Special Needs Housing (SNH) – Housing provided for those who may be disadvantaged, i.e. elderly, disabled, homeless, etc.

Special Protection Areas (SPA) – These are areas that have been identified as being of international importance for the breeding, feeding, wintering or the migration of rare and vulnerable species of birds. These areas are defined by regulation 15 of the Conservation of Habitats and Species Regulations 2017.

Statement of Community Involvement (SCI) – This statement details the involvement of the community in the preparation and alteration of local development document, such as Local Plans.

Subservient – This is a term used to describe an extension to a dwelling that is of a smaller scale and is respectful to an existing dwelling to which it is attached.

Supplementary Planning Documents (SPD) – These are documents produced by Councils; they provide further detail to the policies within a Development Plan. SPDs are also used to give guidance on particular issues, including design, and can be considered as part of the application process.

Supplementary Planning Guidance (SPG) – Similar to a SPDs, SPGs cover issues in order to provide further detail on policies and proposals.

Sustainability Appraisal (including Environmental Appraisal) – An appraisal of the social, economic and environmental effects of a development plan, prepared at the beginning of the plan making process.

Tree Preservation Order (TPO) – Trees that are covered by a TPO are protected for their amenity value, i.e. their removal would have a significant negative impact on the local environment and its enjoyment by the public. Works to protected trees require consent.

Unauthorised Development – This is development that has taken place without planning permission. Unauthorised development is at risk of enforcement action.

Unitary Development Plan (UDP) – A development plan produced by a metropolitan or unitary authority. There are few ‘UDPs’ remaining across England.

Use Classes Order (UCO) – This relates to the categorisation of certain ‘uses’ to which land and buildings are used for. The legislation relating to this is the Town and Country Planning (Use Classes) Order 1987, which includes a schedule outlining the various different ‘use classes’.

Vernacular Building – A building based on traditional or regional design forms.

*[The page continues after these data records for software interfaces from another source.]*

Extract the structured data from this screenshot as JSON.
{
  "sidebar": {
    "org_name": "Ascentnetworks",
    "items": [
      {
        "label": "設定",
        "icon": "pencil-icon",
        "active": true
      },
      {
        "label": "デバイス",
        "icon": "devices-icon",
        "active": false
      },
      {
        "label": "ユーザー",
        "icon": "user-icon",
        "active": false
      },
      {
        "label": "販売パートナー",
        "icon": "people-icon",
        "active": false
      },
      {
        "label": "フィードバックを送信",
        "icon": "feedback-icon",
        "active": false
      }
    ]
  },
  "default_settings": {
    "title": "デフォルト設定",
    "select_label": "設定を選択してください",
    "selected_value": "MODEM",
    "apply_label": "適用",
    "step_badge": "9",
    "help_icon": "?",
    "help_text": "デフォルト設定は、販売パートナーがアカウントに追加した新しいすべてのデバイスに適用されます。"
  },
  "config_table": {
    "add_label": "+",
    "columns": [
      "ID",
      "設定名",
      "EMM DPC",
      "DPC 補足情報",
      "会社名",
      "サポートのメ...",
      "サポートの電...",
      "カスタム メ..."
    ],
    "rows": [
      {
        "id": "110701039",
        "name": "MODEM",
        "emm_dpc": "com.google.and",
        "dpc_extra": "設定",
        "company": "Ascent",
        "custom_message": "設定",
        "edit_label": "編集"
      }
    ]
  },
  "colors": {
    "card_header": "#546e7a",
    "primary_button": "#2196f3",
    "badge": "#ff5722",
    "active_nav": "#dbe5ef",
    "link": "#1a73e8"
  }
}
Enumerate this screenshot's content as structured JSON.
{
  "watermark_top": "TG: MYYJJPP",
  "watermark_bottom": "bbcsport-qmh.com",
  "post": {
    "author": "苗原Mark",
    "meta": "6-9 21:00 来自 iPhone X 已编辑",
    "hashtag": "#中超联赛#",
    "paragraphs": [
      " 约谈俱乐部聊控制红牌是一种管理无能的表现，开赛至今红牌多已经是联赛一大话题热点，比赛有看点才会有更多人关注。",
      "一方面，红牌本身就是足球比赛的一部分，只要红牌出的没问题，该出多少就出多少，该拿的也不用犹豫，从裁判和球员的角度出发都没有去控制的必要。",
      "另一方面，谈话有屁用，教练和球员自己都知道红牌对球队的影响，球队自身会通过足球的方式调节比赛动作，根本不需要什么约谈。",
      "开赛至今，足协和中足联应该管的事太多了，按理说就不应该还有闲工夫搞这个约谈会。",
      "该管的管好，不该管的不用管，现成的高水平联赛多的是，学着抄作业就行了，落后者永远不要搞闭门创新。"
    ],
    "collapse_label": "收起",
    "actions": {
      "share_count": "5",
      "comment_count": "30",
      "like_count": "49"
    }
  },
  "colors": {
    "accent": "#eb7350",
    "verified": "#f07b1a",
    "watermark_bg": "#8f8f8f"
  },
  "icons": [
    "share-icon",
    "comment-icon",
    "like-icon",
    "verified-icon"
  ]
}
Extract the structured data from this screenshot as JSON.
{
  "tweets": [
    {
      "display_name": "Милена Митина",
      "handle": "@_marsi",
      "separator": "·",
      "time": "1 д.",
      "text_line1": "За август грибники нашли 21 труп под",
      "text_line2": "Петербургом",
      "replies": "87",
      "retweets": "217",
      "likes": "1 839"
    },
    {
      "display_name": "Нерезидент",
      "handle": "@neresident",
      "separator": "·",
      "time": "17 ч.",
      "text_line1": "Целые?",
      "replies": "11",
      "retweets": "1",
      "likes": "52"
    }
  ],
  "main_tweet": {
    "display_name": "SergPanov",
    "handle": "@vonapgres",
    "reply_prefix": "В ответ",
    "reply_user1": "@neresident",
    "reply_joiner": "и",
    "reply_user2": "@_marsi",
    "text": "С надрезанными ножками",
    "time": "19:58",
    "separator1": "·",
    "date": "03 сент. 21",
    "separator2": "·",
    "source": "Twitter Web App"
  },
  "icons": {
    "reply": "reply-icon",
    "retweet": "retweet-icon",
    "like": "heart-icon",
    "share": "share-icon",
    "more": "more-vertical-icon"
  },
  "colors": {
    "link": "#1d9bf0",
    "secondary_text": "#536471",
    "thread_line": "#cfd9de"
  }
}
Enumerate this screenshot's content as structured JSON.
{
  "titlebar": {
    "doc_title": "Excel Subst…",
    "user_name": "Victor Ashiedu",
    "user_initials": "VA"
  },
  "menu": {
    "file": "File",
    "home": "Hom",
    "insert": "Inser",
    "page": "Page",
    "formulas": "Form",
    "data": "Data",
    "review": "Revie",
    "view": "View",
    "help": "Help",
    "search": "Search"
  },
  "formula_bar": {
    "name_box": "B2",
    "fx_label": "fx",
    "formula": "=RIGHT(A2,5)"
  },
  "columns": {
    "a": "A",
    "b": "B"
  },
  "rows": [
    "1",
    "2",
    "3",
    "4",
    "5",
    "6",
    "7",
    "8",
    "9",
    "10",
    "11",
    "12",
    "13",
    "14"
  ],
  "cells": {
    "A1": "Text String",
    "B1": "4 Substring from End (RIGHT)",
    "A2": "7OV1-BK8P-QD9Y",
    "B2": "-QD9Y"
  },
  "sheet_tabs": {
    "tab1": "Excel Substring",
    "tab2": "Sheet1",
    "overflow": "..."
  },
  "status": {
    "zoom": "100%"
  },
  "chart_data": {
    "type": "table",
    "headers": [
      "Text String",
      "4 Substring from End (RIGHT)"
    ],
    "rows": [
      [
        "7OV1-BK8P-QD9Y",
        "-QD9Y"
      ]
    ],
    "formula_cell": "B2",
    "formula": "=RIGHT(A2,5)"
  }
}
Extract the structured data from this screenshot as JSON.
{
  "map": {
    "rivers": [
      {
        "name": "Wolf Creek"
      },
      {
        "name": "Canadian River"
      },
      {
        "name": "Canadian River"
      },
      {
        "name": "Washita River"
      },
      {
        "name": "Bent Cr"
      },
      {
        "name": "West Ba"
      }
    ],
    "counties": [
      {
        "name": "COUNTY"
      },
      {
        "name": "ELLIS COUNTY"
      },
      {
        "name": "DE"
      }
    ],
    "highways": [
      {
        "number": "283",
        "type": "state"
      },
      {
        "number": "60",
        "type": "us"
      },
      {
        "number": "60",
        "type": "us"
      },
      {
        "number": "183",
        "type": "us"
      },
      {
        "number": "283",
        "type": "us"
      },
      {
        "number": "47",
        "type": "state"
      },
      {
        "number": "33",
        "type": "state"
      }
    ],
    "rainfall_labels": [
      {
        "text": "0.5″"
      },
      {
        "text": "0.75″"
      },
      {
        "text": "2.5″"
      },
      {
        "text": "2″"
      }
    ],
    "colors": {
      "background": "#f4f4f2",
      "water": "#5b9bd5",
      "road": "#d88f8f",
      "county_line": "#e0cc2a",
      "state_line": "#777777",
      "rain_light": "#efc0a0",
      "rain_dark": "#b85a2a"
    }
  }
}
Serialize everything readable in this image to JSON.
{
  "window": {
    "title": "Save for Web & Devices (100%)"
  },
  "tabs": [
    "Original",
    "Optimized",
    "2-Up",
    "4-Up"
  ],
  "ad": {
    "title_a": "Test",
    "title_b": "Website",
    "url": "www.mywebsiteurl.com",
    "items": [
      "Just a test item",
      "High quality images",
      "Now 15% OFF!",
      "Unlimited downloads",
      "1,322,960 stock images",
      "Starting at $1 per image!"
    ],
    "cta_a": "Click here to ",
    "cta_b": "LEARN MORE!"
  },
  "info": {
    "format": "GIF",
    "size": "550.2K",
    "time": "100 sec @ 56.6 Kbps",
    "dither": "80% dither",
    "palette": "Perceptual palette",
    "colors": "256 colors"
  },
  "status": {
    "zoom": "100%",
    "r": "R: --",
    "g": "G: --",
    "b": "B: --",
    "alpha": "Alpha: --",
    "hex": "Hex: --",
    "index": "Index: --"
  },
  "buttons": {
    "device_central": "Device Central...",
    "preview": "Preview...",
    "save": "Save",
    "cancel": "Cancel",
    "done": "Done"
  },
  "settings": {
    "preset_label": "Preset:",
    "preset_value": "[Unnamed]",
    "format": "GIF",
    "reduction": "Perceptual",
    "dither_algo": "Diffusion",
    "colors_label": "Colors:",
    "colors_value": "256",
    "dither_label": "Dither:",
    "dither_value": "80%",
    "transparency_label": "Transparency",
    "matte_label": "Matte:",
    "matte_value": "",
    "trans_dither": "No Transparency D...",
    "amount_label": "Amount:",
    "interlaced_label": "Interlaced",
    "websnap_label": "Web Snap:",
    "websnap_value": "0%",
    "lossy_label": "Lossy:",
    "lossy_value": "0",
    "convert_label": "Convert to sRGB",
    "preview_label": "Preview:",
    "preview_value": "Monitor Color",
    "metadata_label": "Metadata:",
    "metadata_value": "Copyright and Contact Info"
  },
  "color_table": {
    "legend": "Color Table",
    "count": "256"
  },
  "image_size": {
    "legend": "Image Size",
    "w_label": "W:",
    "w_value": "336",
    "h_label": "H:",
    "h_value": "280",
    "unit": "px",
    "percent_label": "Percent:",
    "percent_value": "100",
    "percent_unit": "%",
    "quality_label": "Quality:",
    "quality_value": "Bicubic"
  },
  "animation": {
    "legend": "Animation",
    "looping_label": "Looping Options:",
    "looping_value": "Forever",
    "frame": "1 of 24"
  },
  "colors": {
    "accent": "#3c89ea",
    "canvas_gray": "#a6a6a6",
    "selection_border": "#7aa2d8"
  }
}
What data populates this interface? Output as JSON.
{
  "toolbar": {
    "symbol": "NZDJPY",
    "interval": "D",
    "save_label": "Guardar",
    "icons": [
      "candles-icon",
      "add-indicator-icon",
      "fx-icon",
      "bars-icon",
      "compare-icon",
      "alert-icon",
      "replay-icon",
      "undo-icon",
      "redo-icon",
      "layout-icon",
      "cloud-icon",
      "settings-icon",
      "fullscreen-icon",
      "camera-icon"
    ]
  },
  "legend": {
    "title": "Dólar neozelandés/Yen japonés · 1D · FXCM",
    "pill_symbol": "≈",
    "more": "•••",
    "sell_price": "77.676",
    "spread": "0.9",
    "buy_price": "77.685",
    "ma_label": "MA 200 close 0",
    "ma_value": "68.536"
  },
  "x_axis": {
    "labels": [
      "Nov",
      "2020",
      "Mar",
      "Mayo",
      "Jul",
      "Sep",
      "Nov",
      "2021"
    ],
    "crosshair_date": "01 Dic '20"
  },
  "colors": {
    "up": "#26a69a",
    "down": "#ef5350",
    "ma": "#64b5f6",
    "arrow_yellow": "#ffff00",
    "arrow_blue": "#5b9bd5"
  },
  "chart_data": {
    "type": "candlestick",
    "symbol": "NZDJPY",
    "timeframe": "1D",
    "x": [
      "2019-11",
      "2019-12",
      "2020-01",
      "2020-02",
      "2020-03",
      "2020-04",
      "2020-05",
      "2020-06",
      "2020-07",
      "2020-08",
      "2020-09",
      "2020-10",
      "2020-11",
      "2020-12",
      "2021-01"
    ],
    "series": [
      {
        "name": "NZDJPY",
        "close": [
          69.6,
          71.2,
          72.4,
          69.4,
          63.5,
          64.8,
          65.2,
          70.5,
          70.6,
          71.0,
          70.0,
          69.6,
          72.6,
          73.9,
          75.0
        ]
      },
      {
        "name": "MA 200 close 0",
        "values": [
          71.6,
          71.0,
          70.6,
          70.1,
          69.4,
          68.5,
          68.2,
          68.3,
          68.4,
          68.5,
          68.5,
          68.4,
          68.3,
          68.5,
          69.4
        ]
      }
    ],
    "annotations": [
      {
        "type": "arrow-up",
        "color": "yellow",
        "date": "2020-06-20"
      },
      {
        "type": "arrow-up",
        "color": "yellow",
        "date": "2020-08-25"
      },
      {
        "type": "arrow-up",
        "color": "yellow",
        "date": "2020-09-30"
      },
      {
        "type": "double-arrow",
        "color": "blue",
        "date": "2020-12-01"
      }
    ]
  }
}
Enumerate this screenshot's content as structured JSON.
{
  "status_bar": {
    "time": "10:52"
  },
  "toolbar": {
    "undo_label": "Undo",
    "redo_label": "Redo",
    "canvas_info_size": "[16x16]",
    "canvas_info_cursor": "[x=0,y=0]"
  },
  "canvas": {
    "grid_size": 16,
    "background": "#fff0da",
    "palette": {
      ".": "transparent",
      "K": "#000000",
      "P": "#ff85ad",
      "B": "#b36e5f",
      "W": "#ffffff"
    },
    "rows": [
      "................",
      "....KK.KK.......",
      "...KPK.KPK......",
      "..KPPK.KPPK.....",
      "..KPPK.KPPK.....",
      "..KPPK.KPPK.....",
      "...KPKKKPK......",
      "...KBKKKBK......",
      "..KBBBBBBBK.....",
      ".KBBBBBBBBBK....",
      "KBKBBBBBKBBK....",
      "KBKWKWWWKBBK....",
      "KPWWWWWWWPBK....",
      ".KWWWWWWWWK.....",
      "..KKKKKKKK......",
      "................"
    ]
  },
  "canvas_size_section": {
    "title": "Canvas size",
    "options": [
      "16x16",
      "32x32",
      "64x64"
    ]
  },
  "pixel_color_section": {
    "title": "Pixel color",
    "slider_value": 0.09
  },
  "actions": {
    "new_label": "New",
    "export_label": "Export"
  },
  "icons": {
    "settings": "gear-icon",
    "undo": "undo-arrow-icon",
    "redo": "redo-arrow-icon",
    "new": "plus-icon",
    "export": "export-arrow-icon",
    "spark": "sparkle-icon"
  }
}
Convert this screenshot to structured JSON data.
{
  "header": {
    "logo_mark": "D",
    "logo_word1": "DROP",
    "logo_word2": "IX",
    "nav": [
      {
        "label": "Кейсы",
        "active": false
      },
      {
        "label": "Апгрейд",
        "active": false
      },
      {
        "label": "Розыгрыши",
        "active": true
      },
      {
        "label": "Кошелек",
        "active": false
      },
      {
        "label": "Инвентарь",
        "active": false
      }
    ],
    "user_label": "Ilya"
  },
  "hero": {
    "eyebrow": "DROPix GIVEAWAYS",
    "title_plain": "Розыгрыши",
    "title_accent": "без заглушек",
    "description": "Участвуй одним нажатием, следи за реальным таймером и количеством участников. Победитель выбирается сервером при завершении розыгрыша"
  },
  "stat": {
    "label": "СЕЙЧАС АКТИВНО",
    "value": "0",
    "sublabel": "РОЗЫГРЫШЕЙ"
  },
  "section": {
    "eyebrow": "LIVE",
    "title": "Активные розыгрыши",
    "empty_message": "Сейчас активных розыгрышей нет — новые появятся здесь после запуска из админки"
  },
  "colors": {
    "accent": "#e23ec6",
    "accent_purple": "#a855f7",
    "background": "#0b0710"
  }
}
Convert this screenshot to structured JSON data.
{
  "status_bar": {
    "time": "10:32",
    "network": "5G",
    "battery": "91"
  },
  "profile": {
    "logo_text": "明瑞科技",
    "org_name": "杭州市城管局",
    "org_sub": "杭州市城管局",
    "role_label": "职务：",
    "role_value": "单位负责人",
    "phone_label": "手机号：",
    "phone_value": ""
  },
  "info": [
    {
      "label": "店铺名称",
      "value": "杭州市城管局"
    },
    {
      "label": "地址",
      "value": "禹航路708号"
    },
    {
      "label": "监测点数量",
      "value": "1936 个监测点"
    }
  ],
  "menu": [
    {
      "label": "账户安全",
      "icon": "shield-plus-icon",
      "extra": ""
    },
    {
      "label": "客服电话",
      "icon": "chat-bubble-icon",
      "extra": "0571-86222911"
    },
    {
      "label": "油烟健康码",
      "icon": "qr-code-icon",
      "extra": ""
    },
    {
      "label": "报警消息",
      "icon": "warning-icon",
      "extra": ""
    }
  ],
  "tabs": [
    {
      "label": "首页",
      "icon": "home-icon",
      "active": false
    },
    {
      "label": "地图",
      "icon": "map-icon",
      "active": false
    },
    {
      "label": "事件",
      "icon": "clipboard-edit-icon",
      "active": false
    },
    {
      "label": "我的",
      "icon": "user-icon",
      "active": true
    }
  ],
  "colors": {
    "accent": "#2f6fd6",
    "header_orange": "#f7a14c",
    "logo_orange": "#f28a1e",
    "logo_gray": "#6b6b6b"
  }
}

White Land – This is land, including buildings, which is not specifically allocated within a development plan and where it is intended that the existing uses shall remain largely unaltered.

Windfall Site – A site for development not specifically identified in the development plan.